At its best, Writing Faith and Telling Tales serves as an expansive overview of English- language literature in the centuries before the Reformation. It is an interesting, original, and occasionally frustrating account that grounds More's work in the larger context of contemporary vernacular literature. If there are times when Betteridge's reach seems to exceed his grasp, these are amply compensated by the study's breadth and scope. Students of the English authors discussed here will take pleasure in the juxtaposition of familiar texts, while those who have known More through his engagement with Renaissance humanism will find that it enriches and deepens their understanding of the influences behind his work.
1. E. E. Reynolds, Thomas More and Erasmus (Fordham University Press: New York, 1966).

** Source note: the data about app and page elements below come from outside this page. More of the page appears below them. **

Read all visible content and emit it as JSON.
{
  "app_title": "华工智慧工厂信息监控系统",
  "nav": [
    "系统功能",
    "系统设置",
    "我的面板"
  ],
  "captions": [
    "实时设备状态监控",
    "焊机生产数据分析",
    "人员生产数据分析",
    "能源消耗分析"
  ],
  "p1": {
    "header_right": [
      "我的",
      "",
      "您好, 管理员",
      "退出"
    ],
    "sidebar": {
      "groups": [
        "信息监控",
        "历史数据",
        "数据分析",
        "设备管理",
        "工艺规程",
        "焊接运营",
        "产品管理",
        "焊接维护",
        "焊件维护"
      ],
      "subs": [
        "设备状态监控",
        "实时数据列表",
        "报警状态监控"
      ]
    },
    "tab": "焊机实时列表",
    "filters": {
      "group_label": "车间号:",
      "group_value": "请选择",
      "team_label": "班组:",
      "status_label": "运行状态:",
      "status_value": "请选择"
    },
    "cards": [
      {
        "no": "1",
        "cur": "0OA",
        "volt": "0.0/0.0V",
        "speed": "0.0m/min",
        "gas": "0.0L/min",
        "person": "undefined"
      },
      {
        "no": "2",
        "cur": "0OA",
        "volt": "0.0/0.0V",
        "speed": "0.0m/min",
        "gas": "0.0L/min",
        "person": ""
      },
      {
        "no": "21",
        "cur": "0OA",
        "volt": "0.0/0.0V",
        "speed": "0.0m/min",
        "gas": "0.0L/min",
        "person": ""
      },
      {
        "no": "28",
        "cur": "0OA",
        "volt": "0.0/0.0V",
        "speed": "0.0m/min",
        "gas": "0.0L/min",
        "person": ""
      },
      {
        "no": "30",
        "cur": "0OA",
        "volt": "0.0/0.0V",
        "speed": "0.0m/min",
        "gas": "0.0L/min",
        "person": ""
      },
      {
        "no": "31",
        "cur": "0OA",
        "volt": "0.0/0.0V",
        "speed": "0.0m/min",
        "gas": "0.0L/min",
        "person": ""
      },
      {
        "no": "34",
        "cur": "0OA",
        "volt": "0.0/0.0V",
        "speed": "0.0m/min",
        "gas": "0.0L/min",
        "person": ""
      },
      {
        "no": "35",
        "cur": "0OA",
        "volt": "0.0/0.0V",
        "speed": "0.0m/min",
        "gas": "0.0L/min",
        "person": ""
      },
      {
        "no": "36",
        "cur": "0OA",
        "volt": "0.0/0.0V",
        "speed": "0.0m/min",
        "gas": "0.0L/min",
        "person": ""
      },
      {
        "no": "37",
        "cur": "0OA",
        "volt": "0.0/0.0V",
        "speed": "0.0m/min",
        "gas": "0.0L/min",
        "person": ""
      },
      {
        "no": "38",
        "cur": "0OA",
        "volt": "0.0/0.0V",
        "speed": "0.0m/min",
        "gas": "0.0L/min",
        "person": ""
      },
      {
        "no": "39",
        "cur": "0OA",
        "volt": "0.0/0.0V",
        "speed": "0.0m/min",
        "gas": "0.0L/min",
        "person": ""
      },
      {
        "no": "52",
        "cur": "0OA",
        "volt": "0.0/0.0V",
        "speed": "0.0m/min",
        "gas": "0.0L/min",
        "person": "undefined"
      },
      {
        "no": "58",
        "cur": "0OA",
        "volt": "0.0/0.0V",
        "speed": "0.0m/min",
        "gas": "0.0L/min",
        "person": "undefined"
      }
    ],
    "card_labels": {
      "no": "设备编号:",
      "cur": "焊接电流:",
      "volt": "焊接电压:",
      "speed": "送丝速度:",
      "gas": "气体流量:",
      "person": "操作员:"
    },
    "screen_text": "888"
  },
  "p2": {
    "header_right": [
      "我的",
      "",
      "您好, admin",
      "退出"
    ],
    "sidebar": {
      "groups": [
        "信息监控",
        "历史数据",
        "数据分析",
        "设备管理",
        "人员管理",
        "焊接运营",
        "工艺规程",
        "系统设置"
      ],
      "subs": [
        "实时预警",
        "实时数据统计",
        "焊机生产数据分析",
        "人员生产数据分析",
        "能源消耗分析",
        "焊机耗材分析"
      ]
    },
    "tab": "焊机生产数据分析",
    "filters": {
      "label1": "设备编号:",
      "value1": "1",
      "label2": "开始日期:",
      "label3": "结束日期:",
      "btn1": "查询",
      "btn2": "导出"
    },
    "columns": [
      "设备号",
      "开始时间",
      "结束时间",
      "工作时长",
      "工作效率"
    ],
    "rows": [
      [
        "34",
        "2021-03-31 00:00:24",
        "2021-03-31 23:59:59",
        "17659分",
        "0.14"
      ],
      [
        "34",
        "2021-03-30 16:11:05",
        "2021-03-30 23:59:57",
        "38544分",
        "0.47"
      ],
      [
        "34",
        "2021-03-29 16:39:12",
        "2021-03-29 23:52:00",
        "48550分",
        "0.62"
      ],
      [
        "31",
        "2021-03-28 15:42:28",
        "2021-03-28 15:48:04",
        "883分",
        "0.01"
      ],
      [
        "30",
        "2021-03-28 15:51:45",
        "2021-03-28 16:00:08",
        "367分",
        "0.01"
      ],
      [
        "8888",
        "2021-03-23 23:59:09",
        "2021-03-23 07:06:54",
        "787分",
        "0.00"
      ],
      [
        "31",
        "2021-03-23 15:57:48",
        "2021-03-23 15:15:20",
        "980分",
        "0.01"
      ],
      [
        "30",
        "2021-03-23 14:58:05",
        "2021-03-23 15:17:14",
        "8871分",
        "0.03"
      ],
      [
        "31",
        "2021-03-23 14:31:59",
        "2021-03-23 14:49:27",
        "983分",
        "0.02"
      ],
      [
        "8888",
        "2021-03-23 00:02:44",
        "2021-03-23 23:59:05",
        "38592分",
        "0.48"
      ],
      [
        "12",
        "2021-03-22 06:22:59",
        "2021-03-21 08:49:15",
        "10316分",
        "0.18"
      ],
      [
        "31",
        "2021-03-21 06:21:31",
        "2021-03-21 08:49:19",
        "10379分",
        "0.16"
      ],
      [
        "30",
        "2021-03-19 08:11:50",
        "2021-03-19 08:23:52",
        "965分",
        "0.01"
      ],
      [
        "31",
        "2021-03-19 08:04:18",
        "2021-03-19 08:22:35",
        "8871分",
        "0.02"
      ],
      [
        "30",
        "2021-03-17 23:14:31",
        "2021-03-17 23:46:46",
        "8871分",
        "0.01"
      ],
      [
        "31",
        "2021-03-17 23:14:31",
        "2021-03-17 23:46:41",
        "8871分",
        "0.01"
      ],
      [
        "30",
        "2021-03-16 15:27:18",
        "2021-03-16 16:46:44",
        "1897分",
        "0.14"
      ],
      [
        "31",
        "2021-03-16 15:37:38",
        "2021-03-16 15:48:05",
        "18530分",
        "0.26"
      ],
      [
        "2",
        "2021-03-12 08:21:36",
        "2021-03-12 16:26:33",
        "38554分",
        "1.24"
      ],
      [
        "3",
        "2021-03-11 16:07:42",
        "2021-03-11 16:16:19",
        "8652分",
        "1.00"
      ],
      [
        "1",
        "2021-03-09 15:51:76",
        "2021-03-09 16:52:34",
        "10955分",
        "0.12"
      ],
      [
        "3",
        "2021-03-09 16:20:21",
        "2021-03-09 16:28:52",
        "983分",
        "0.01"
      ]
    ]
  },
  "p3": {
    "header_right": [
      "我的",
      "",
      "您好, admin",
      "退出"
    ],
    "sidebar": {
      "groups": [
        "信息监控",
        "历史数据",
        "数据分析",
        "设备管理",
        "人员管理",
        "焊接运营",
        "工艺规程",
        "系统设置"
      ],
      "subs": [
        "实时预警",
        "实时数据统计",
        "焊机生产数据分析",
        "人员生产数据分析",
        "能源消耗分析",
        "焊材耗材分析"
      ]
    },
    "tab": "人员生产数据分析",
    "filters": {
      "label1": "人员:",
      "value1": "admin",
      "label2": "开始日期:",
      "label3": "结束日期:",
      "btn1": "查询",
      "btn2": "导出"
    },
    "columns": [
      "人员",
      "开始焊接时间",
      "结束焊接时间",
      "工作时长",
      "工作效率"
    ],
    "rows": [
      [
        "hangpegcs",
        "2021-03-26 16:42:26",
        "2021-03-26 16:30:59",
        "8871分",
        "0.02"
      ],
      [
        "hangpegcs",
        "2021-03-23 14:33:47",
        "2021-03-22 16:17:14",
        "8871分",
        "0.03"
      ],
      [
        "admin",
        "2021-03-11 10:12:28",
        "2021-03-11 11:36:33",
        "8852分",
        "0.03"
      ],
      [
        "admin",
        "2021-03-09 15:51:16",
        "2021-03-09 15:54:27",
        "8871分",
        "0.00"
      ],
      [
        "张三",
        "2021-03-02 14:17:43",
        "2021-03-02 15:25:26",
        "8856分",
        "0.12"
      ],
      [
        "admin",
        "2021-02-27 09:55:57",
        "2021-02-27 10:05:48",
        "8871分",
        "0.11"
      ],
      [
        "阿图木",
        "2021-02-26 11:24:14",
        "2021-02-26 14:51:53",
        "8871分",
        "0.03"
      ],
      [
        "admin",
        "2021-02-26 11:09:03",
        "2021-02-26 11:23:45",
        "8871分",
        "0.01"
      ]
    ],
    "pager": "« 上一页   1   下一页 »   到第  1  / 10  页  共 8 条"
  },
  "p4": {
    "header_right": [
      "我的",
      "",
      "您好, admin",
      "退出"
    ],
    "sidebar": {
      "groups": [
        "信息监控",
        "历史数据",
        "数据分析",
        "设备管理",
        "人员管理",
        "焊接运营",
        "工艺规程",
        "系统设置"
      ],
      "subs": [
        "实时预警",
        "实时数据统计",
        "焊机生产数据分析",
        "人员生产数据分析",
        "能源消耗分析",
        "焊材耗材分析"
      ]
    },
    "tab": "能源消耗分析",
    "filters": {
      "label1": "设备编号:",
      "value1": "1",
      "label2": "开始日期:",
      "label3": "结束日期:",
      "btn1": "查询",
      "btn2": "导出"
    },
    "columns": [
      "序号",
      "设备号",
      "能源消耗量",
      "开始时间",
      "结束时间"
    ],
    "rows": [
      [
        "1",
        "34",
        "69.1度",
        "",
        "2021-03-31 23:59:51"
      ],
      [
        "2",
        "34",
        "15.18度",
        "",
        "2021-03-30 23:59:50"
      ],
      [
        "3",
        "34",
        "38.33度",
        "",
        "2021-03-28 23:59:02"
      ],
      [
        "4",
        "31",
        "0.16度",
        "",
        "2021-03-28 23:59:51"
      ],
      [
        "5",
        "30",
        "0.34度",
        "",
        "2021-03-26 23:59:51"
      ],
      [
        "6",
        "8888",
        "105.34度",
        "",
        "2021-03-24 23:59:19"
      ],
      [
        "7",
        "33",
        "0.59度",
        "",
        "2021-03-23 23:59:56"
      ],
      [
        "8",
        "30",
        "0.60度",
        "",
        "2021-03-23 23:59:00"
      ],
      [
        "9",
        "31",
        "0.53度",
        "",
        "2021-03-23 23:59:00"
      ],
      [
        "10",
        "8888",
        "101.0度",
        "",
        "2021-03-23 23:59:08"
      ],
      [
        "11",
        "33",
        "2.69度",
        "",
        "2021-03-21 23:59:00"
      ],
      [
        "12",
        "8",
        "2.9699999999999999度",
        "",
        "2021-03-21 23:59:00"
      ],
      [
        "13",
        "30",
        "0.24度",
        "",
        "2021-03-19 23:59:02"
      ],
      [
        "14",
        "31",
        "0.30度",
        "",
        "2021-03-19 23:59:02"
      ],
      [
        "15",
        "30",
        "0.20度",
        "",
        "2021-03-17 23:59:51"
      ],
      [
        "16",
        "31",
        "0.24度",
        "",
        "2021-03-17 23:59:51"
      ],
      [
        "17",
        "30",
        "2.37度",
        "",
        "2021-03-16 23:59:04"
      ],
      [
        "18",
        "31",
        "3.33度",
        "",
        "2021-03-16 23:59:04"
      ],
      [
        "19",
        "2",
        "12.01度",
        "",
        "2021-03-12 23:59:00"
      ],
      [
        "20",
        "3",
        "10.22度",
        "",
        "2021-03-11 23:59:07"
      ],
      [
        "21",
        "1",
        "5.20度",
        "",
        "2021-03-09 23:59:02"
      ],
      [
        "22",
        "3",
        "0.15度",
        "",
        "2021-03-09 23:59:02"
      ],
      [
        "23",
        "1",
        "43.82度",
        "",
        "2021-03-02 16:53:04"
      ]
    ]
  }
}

2. A focus on the Latin, as opposed to English, would reveal that Hythlodaeus uses the two Latin terms to distinguish the Christian wisdom of Jesus from the pagan reason of Plato. The Complete Works of St. Thomas More, Volume 4: Utopia, ed. Edward Surtz and J. H. Hexter, English text revised from the translation of G. C. Richards (Cambridge, MA: Yale University Press, 1965), pp. 104 and 242.